**SUPPLIED ENTRIES**
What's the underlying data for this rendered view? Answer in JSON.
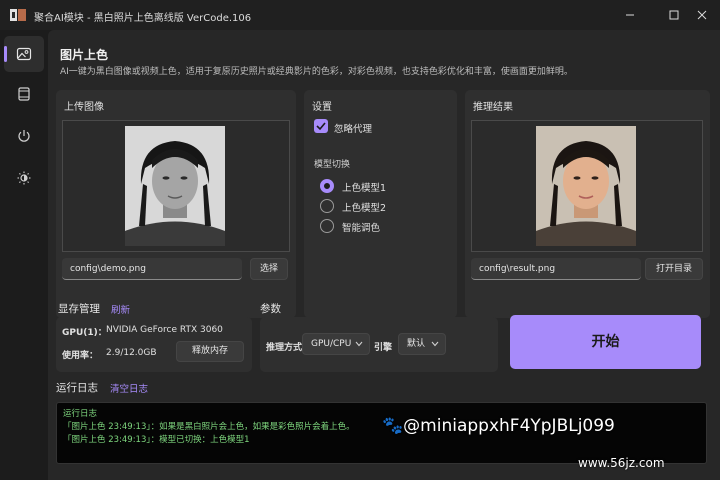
{
  "window": {
    "title": "聚合AI模块 - 黑白照片上色离线版 VerCode.106"
  },
  "sidebar": {
    "items": [
      {
        "icon": "image-icon",
        "active": true
      },
      {
        "icon": "film-icon",
        "active": false
      },
      {
        "icon": "power-icon",
        "active": false
      },
      {
        "icon": "brightness-icon",
        "active": false
      }
    ]
  },
  "page": {
    "title": "图片上色",
    "description": "AI一键为黑白图像或视频上色，适用于复原历史照片或经典影片的色彩，对彩色视频，也支持色彩优化和丰富，使画面更加鲜明。"
  },
  "upload": {
    "title": "上传图像",
    "path": "config\\demo.png",
    "select_label": "选择"
  },
  "settings": {
    "title": "设置",
    "ignore_proxy_label": "忽略代理",
    "ignore_proxy_checked": true,
    "model_switch_label": "模型切换",
    "models": [
      {
        "label": "上色模型1",
        "checked": true
      },
      {
        "label": "上色模型2",
        "checked": false
      },
      {
        "label": "智能调色",
        "checked": false
      }
    ]
  },
  "result": {
    "title": "推理结果",
    "path": "config\\result.png",
    "open_dir_label": "打开目录"
  },
  "memory": {
    "title": "显存管理",
    "refresh_label": "刷新",
    "gpu_label": "GPU(1)：",
    "gpu_value": "NVIDIA GeForce RTX 3060",
    "usage_label": "使用率：",
    "usage_value": "2.9/12.0GB",
    "release_label": "释放内存"
  },
  "params": {
    "title": "参数",
    "inference_label": "推理方式",
    "inference_value": "GPU/CPU",
    "engine_label": "引擎",
    "engine_value": "默认"
  },
  "start": {
    "label": "开始"
  },
  "log": {
    "title": "运行日志",
    "clear_label": "清空日志",
    "lines": [
      "运行日志",
      "「图片上色 23:49:13」：如果是黑白照片会上色，如果是彩色照片会着上色。",
      "「图片上色 23:49:13」：模型已切换：上色模型1"
    ]
  },
  "watermark": {
    "text": "@miniappxhF4YpJBLj099",
    "site": "www.56jz.com"
  },
  "colors": {
    "accent": "#a78bfa",
    "log_text": "#7ed67e"
  }
}
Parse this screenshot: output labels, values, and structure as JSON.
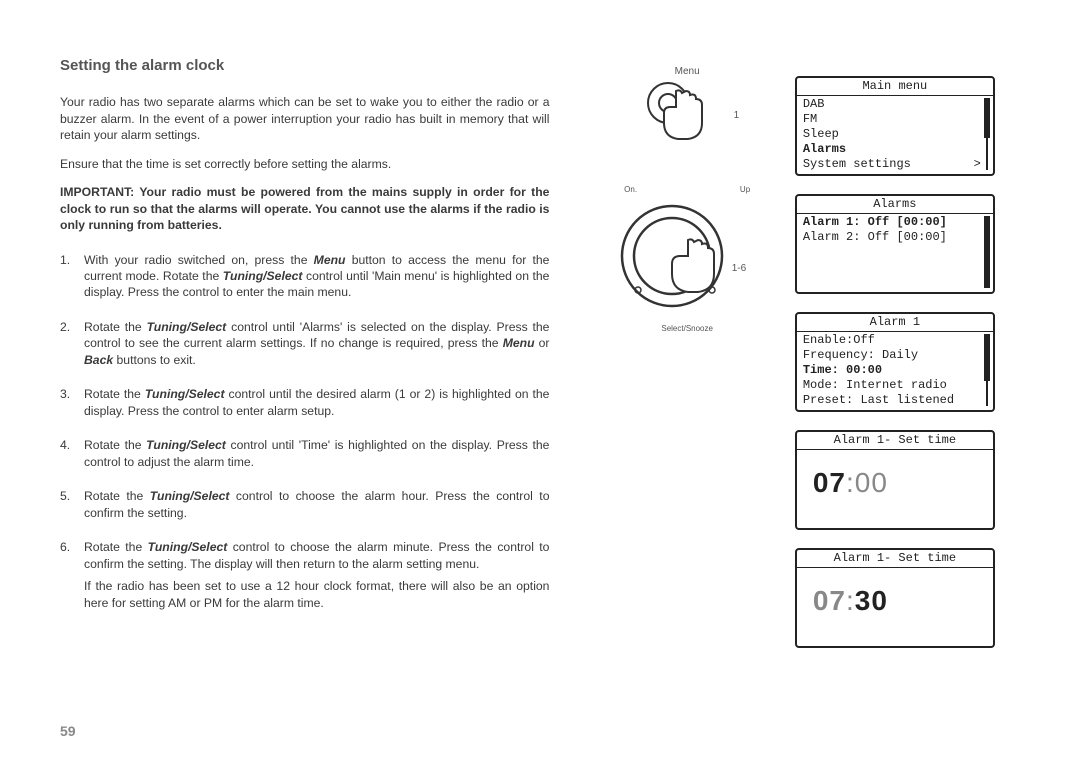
{
  "title": "Setting the alarm clock",
  "intro": {
    "p1": "Your radio has two separate alarms which can be set to wake you to either the radio or a buzzer alarm. In the event of a power interruption your radio has built in memory that will retain your alarm settings.",
    "p2": "Ensure that the time is set correctly before setting the alarms."
  },
  "important": "IMPORTANT: Your radio must be powered from the mains supply in order for the clock to run so that the alarms will operate. You cannot use the alarms if the radio is only running from batteries.",
  "steps": [
    {
      "parts": [
        "With your radio switched on, press the ",
        "Menu",
        " button to access the menu for the current mode. Rotate the ",
        "Tuning/Select",
        " control until 'Main menu' is highlighted on the display. Press the control to enter the main menu."
      ]
    },
    {
      "parts": [
        "Rotate the ",
        "Tuning/Select",
        " control until 'Alarms' is selected on the display. Press the control to see the current alarm settings. If no change is required, press the ",
        "Menu",
        " or ",
        "Back",
        " buttons to exit."
      ]
    },
    {
      "parts": [
        "Rotate the ",
        "Tuning/Select",
        " control until the desired alarm (1 or 2) is highlighted on the display. Press the control to enter alarm setup."
      ]
    },
    {
      "parts": [
        "Rotate the ",
        "Tuning/Select",
        " control until 'Time' is highlighted on the display. Press the control to adjust the alarm time."
      ]
    },
    {
      "parts": [
        "Rotate the ",
        "Tuning/Select",
        " control to choose the alarm hour. Press the control to confirm the setting."
      ]
    },
    {
      "parts": [
        "Rotate the ",
        "Tuning/Select",
        " control to choose the alarm minute. Press the control to confirm the setting. The display will then return to the alarm setting menu."
      ],
      "extra": "If the radio has been set to use a 12 hour clock format, there will also be an option here for setting AM or PM for the alarm time."
    }
  ],
  "pageNumber": "59",
  "illus1": {
    "top": "Menu",
    "step": "1"
  },
  "illus2": {
    "left": "On.",
    "right": "Up",
    "bottom": "Select/Snooze",
    "step": "1-6"
  },
  "screens": {
    "mainMenu": {
      "header": "Main menu",
      "items": [
        {
          "label": "DAB"
        },
        {
          "label": "FM"
        },
        {
          "label": "Sleep"
        },
        {
          "label": "Alarms",
          "bold": true
        },
        {
          "label": "System settings",
          "arrow": ">"
        }
      ]
    },
    "alarms": {
      "header": "Alarms",
      "items": [
        {
          "label": "Alarm 1: Off [00:00]",
          "bold": true
        },
        {
          "label": "Alarm 2: Off [00:00]"
        }
      ]
    },
    "alarm1": {
      "header": "Alarm 1",
      "items": [
        {
          "label": "Enable:Off"
        },
        {
          "label": "Frequency: Daily"
        },
        {
          "label": "Time: 00:00",
          "bold": true
        },
        {
          "label": "Mode: Internet radio"
        },
        {
          "label": "Preset: Last listened"
        }
      ]
    },
    "setTime1": {
      "header": "Alarm 1- Set time",
      "hh": "07",
      "sep": ":",
      "mm": "00"
    },
    "setTime2": {
      "header": "Alarm 1- Set time",
      "hh": "07",
      "sep": ":",
      "mm": "30"
    }
  }
}
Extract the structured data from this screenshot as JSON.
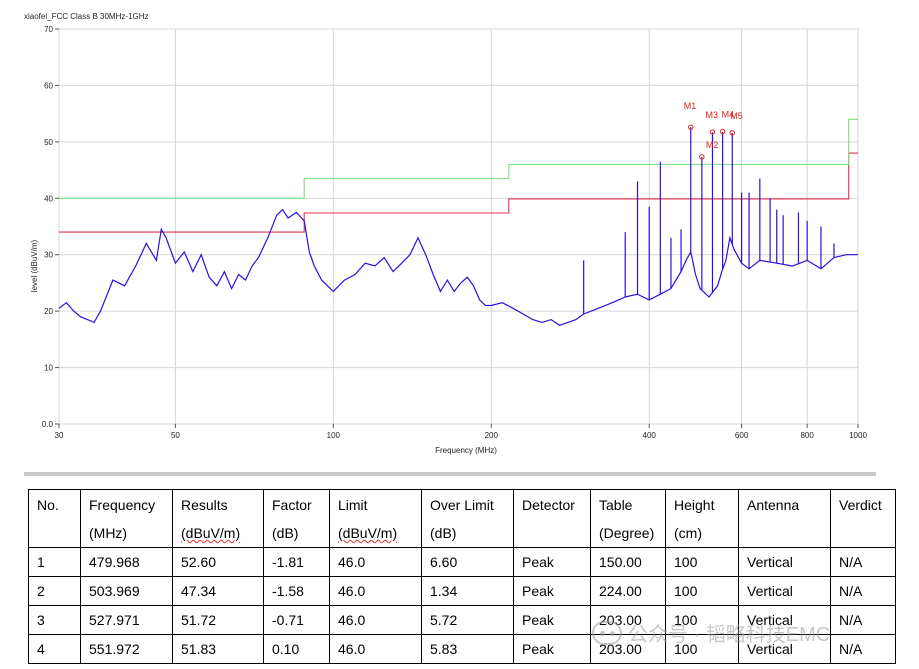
{
  "chart_data": {
    "type": "line",
    "title": "xiaofei_FCC Class B 30MHz-1GHz",
    "xlabel": "Frequency (MHz)",
    "ylabel": "level (dBuV/m)",
    "xscale": "log",
    "xlim": [
      30,
      1000
    ],
    "ylim": [
      0,
      70
    ],
    "grid": true,
    "x_ticks": [
      {
        "value": 30,
        "label": "30"
      },
      {
        "value": 50,
        "label": "50"
      },
      {
        "value": 100,
        "label": "100"
      },
      {
        "value": 200,
        "label": "200"
      },
      {
        "value": 400,
        "label": "400"
      },
      {
        "value": 600,
        "label": "600"
      },
      {
        "value": 800,
        "label": "800"
      },
      {
        "value": 1000,
        "label": "1000"
      }
    ],
    "y_ticks": [
      {
        "value": 0,
        "label": "0.0"
      },
      {
        "value": 10,
        "label": "10"
      },
      {
        "value": 20,
        "label": "20"
      },
      {
        "value": 30,
        "label": "30"
      },
      {
        "value": 40,
        "label": "40"
      },
      {
        "value": 50,
        "label": "50"
      },
      {
        "value": 60,
        "label": "60"
      },
      {
        "value": 70,
        "label": "70"
      }
    ],
    "series": [
      {
        "kind": "limit",
        "color": "#e03050",
        "x": [
          30,
          88,
          88,
          216,
          216,
          960,
          960,
          1000
        ],
        "y": [
          34,
          34,
          37.4,
          37.4,
          39.9,
          39.9,
          48.0,
          48.0
        ]
      },
      {
        "kind": "limit",
        "color": "#7fe07f",
        "x": [
          30,
          88,
          88,
          216,
          216,
          960,
          960,
          1000
        ],
        "y": [
          40,
          40,
          43.5,
          43.5,
          46.0,
          46.0,
          54.0,
          54.0
        ]
      },
      {
        "kind": "trace",
        "color": "#2a10e0",
        "x": [
          30,
          31,
          32,
          33,
          34,
          35,
          36,
          38,
          40,
          42,
          44,
          46,
          47,
          48,
          50,
          52,
          54,
          56,
          58,
          60,
          62,
          64,
          66,
          68,
          70,
          72,
          75,
          78,
          80,
          82,
          85,
          88,
          90,
          92,
          95,
          100,
          105,
          110,
          115,
          120,
          125,
          130,
          135,
          140,
          145,
          150,
          155,
          160,
          165,
          170,
          175,
          180,
          185,
          190,
          195,
          200,
          210,
          220,
          230,
          240,
          250,
          260,
          270,
          280,
          290,
          300,
          320,
          340,
          360,
          380,
          400,
          420,
          440,
          460,
          470,
          480,
          490,
          500,
          520,
          540,
          550,
          560,
          570,
          580,
          600,
          620,
          650,
          700,
          750,
          800,
          850,
          900,
          950,
          1000
        ],
        "y": [
          20.5,
          21.5,
          20.0,
          19.0,
          18.5,
          18.0,
          20.0,
          25.5,
          24.5,
          28.0,
          32.0,
          29.0,
          34.5,
          33.0,
          28.5,
          30.5,
          27.0,
          30.0,
          26.0,
          24.5,
          27.0,
          24.0,
          26.5,
          25.5,
          28.0,
          29.5,
          33.0,
          37.0,
          38.0,
          36.5,
          37.5,
          36.0,
          30.5,
          28.0,
          25.5,
          23.5,
          25.5,
          26.5,
          28.5,
          28.0,
          29.5,
          27.0,
          28.5,
          30.0,
          33.0,
          30.0,
          26.5,
          23.5,
          25.5,
          23.5,
          25.0,
          26.0,
          24.5,
          22.0,
          21.0,
          21.0,
          21.5,
          20.5,
          19.5,
          18.5,
          18.0,
          18.5,
          17.5,
          18.0,
          18.5,
          19.5,
          20.5,
          21.5,
          22.5,
          23.0,
          22.0,
          23.0,
          24.0,
          27.0,
          29.0,
          30.5,
          26.5,
          24.0,
          22.5,
          24.5,
          27.0,
          29.0,
          33.0,
          31.0,
          28.5,
          27.5,
          29.0,
          28.5,
          28.0,
          29.0,
          27.5,
          29.5,
          30.0,
          30.0
        ]
      },
      {
        "kind": "spikes",
        "color": "#2a10e0",
        "x": [
          300,
          360,
          380,
          400,
          420,
          440,
          460,
          480,
          504,
          528,
          552,
          576,
          600,
          620,
          650,
          680,
          700,
          720,
          770,
          800,
          850,
          900
        ],
        "y": [
          29.0,
          34.0,
          43.0,
          38.5,
          46.5,
          33.0,
          34.5,
          52.6,
          47.3,
          51.7,
          51.8,
          51.6,
          41.0,
          41.0,
          43.5,
          40.0,
          38.0,
          37.0,
          37.5,
          36.0,
          35.0,
          32.0
        ]
      }
    ],
    "markers": [
      {
        "label": "M1",
        "x": 479.968,
        "y": 52.6
      },
      {
        "label": "M2",
        "x": 503.969,
        "y": 47.34
      },
      {
        "label": "M3",
        "x": 527.971,
        "y": 51.72
      },
      {
        "label": "M4",
        "x": 551.972,
        "y": 51.83
      },
      {
        "label": "M5",
        "x": 575.974,
        "y": 51.6
      }
    ]
  },
  "table": {
    "headers": [
      {
        "line1": "No.",
        "line2": ""
      },
      {
        "line1": "Frequency",
        "line2": "(MHz)"
      },
      {
        "line1": "Results",
        "line2": "(dBuV/m)"
      },
      {
        "line1": "Factor",
        "line2": "(dB)"
      },
      {
        "line1": "Limit",
        "line2": "(dBuV/m)"
      },
      {
        "line1": "Over Limit",
        "line2": "(dB)"
      },
      {
        "line1": "Detector",
        "line2": ""
      },
      {
        "line1": "Table",
        "line2": "(Degree)"
      },
      {
        "line1": "Height",
        "line2": "(cm)"
      },
      {
        "line1": "Antenna",
        "line2": ""
      },
      {
        "line1": "Verdict",
        "line2": ""
      }
    ],
    "rows": [
      [
        "1",
        "479.968",
        "52.60",
        "-1.81",
        "46.0",
        "6.60",
        "Peak",
        "150.00",
        "100",
        "Vertical",
        "N/A"
      ],
      [
        "2",
        "503.969",
        "47.34",
        "-1.58",
        "46.0",
        "1.34",
        "Peak",
        "224.00",
        "100",
        "Vertical",
        "N/A"
      ],
      [
        "3",
        "527.971",
        "51.72",
        "-0.71",
        "46.0",
        "5.72",
        "Peak",
        "203.00",
        "100",
        "Vertical",
        "N/A"
      ],
      [
        "4",
        "551.972",
        "51.83",
        "0.10",
        "46.0",
        "5.83",
        "Peak",
        "203.00",
        "100",
        "Vertical",
        "N/A"
      ]
    ]
  },
  "watermark": {
    "text": "公众号 · 韬略科技EMC",
    "icon": "wechat-icon"
  }
}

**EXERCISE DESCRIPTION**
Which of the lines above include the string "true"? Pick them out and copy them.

**SOLVED EXERCISE**
        "active": true
    "ignore_proxy_checked": true,
        "checked": true
          "bold": true
          "bold": true
          "bold": true
    "grid": true,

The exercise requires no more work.